SNP education spokeswoman and former teacher Carol Monaghan warned hunger impacts on the ability of children to learn, telling the Commons: “They can’t concentrate, they can’t think, and I know of teachers that are keeping cereal bars and snacks in their desk drawers to give to children to make sure they have something in their tummies.”

Ms Monaghan went on to stress the importance of extracurricular activities.

A view of a lunch pack
A view of a lunch pack

But she noted: “For families that are just about managing, they’re just about managing to pay bills and to feed their children – the things that will go are the little extras, are the sports clubs, are the activities, are the birthday parties, the days out, the holidays, in fact all the little things that make childhood so special, that enrich their experience and their ambitions.”

Pupils enjoying school dinners at a Primary School
Pupils enjoying school dinners at a Primary School

Ms Monaghan's comments come after the Government is being urged to inject £75 million into school breakfast provision after a report claimed the most vulnerable children are being failed.

Education charity Magic Breakfast said its research exposed a “patchwork” of provision, leading some children starting class too hungry to learn.

The impact is “significant”, with studies showing morning hunger leading to increased absence, lower levels of attainment and poor behaviour in class, said the report.

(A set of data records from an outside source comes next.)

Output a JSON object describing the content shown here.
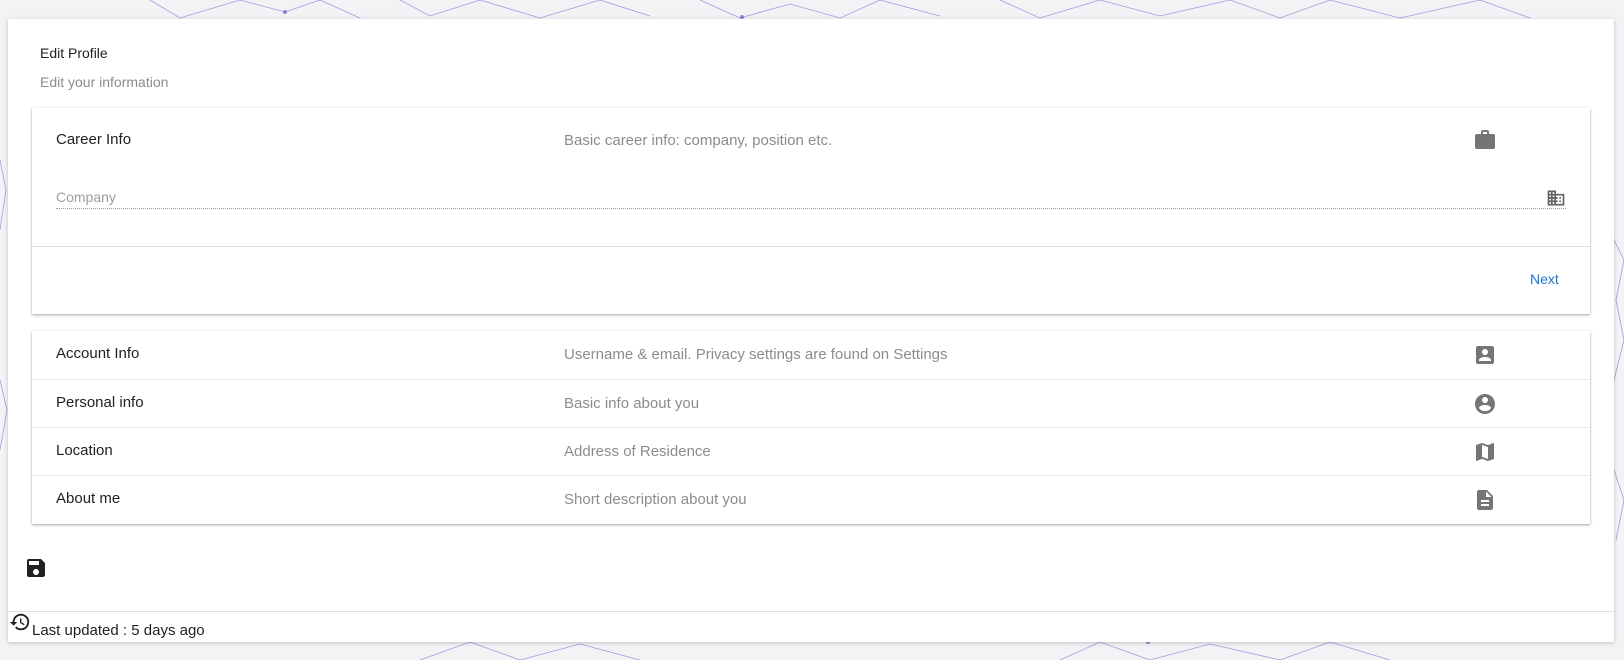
{
  "header": {
    "title": "Edit Profile",
    "subtitle": "Edit your information"
  },
  "career": {
    "label": "Career Info",
    "description": "Basic career info: company, position etc.",
    "icon": "briefcase-icon",
    "company_field": {
      "placeholder": "Company",
      "value": "",
      "icon": "building-icon"
    },
    "next_label": "Next"
  },
  "sections": [
    {
      "label": "Account Info",
      "description": "Username & email. Privacy settings are found on Settings",
      "icon": "account-box-icon"
    },
    {
      "label": "Personal info",
      "description": "Basic info about you",
      "icon": "account-circle-icon"
    },
    {
      "label": "Location",
      "description": "Address of Residence",
      "icon": "map-icon"
    },
    {
      "label": "About me",
      "description": "Short description about you",
      "icon": "description-icon"
    }
  ],
  "save": {
    "icon": "save-icon"
  },
  "footer": {
    "icon": "history-icon",
    "last_updated": "Last updated : 5 days ago"
  },
  "colors": {
    "accent": "#1976d2",
    "background": "#f3f3f6",
    "card": "#ffffff",
    "secondary_text": "#8c8c8c",
    "icon": "#757575",
    "network_lines": "#4b4bc8"
  }
}
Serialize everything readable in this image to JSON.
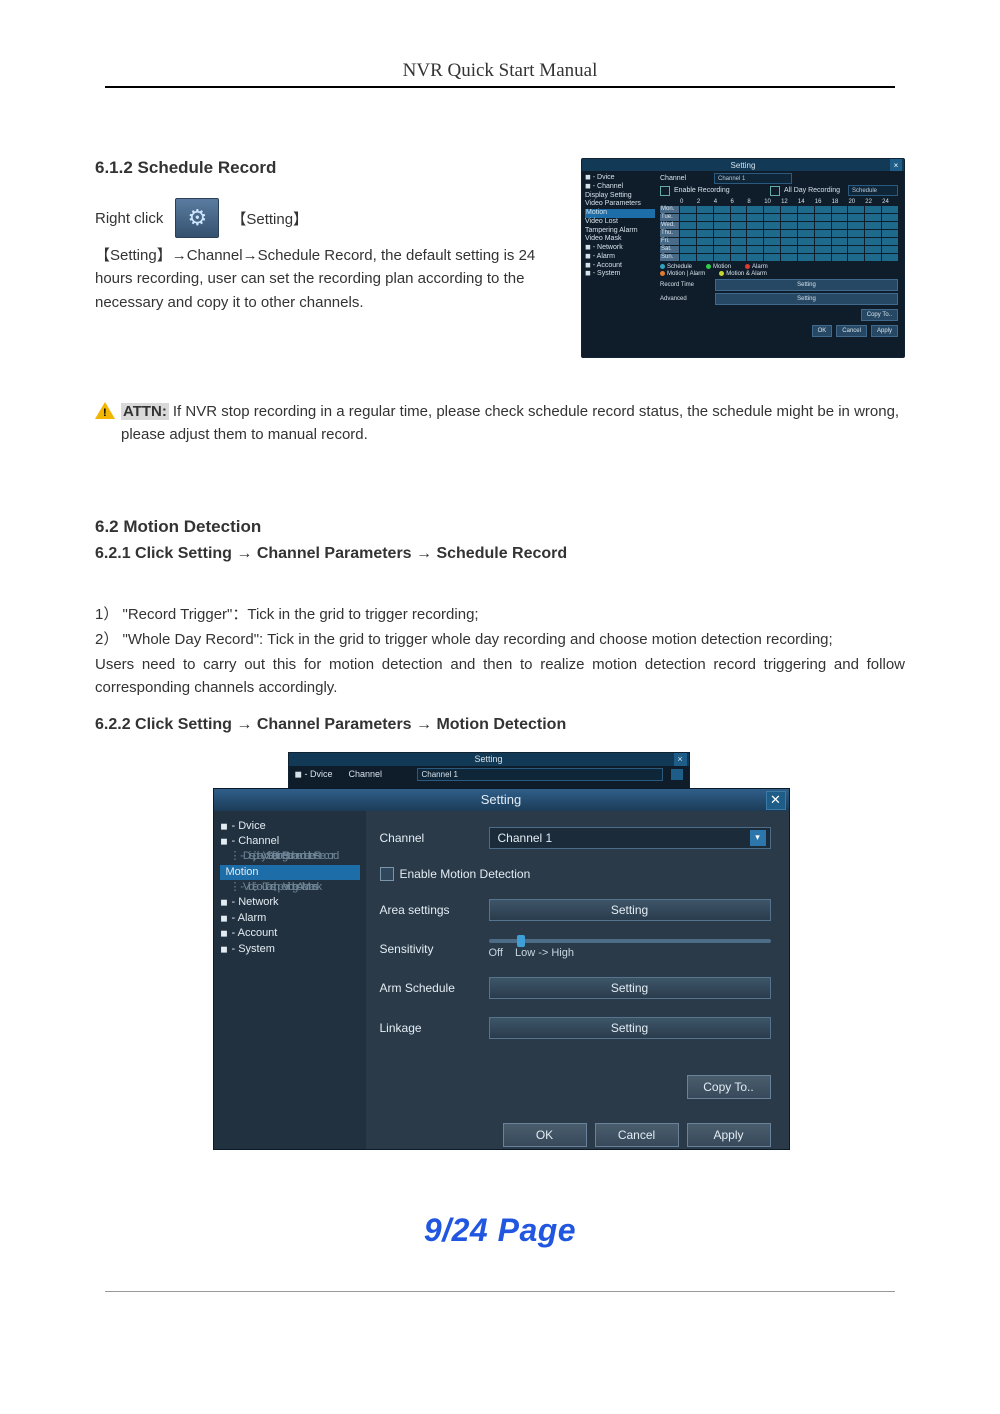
{
  "header": "NVR Quick Start Manual",
  "s612": {
    "title": "6.1.2 Schedule Record",
    "right_click": "Right click",
    "setting_bracket": "【Setting】",
    "para": "【Setting】→Channel→Schedule Record, the default setting is 24 hours recording, user can set the recording plan according to the necessary and copy it to other channels.",
    "attn_label": "ATTN:",
    "attn_text": "If NVR stop recording in a regular time, please check schedule record status, the schedule might be in wrong, please adjust them to manual record."
  },
  "shotA": {
    "title": "Setting",
    "tree": [
      "◼ - Dvice",
      "◼ - Channel",
      "  Display Setting",
      "  Video Parameters",
      "  Motion",
      "  Video Lost",
      "  Tampering Alarm",
      "  Video Mask",
      "◼ - Network",
      "◼ - Alarm",
      "◼ - Account",
      "◼ - System"
    ],
    "tree_sel_index": 4,
    "channel_label": "Channel",
    "channel_value": "Channel 1",
    "enable_label": "Enable Recording",
    "allday_label": "All Day Recording",
    "schedule_label": "Schedule",
    "hours": [
      "0",
      "2",
      "4",
      "6",
      "8",
      "10",
      "12",
      "14",
      "16",
      "18",
      "20",
      "22",
      "24"
    ],
    "days": [
      "Mon.",
      "Tue.",
      "Wed.",
      "Thu.",
      "Fri.",
      "Sat.",
      "Sun."
    ],
    "legend": [
      {
        "color": "#2fa4bf",
        "label": "Schedule"
      },
      {
        "color": "#2fcf4a",
        "label": "Motion"
      },
      {
        "color": "#e03a2f",
        "label": "Alarm"
      },
      {
        "color": "#e07b2f",
        "label": "Motion | Alarm"
      },
      {
        "color": "#c7d62f",
        "label": "Motion & Alarm"
      }
    ],
    "record_time": "Record Time",
    "advanced": "Advanced",
    "setting_btn": "Setting",
    "copy_to": "Copy To..",
    "ok": "OK",
    "cancel": "Cancel",
    "apply": "Apply"
  },
  "s62": {
    "title": "6.2 Motion Detection"
  },
  "s621": {
    "title": "6.2.1 Click Setting → Channel Parameters → Schedule Record",
    "p1": "1） \"Record Trigger\"：Tick in the grid to trigger recording;",
    "p2": "2） \"Whole Day Record\":  Tick in the grid to trigger whole day recording and choose motion detection recording;",
    "p3": "Users need to carry out this for motion detection and then to realize motion detection record triggering and follow corresponding channels accordingly."
  },
  "s622": {
    "title": "6.2.2 Click Setting → Channel Parameters → Motion Detection"
  },
  "shotB_ghost": {
    "title": "Setting",
    "tree0": "◼ - Dvice",
    "tree1": "◼ - Channel",
    "channel_label": "Channel",
    "channel_value": "Channel 1"
  },
  "shotB": {
    "title": "Setting",
    "tree": [
      {
        "t": "◼",
        "lab": "Dvice",
        "cls": ""
      },
      {
        "t": "◼",
        "lab": "Channel",
        "cls": ""
      },
      {
        "t": "",
        "lab": "Display Setting",
        "cls": "ind1 dots"
      },
      {
        "t": "",
        "lab": "Video Parameters",
        "cls": "ind1 dots"
      },
      {
        "t": "",
        "lab": "Schedule Record",
        "cls": "ind1 dots"
      },
      {
        "t": "",
        "lab": "Motion",
        "cls": "ind1 sel"
      },
      {
        "t": "",
        "lab": "Video Lost",
        "cls": "ind1 dots"
      },
      {
        "t": "",
        "lab": "Tampering Alarm",
        "cls": "ind1 dots"
      },
      {
        "t": "",
        "lab": "Video Mask",
        "cls": "ind1 dots"
      },
      {
        "t": "◼",
        "lab": "Network",
        "cls": ""
      },
      {
        "t": "◼",
        "lab": "Alarm",
        "cls": ""
      },
      {
        "t": "◼",
        "lab": "Account",
        "cls": ""
      },
      {
        "t": "◼",
        "lab": "System",
        "cls": ""
      }
    ],
    "channel_label": "Channel",
    "channel_value": "Channel 1",
    "enable_motion": "Enable Motion Detection",
    "area_label": "Area settings",
    "sensitivity_label": "Sensitivity",
    "off": "Off",
    "lowhigh": "Low -> High",
    "arm_label": "Arm Schedule",
    "linkage_label": "Linkage",
    "setting_btn": "Setting",
    "copy_to": "Copy To..",
    "ok": "OK",
    "cancel": "Cancel",
    "apply": "Apply"
  },
  "page_footer": "9/24   Page"
}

Staff and food costs were said to be the biggest barrier to school efforts to end hunger in the classroom.

Magic Breakfast called for an urgent £75 million funding boost for school breakfasts in England, and similar investments from the Scottish Government to level up education and reach those children and young people at risk of hunger.

Ruth Perry, head of school at Newall Green Primary School in Wythenshawe, Manchester, said: “There is a cost-of-living crisis affecting parents and if we didn’t have a Magic Breakfast in the morning, some children would be starting class hungry.

“Instead, pupils begin the day with a free, healthy breakfast and are better prepared to learn. My staff and I have seen the difference it can make.”

Wales is the only UK nation with centrally funded free breakfast provision, said the report.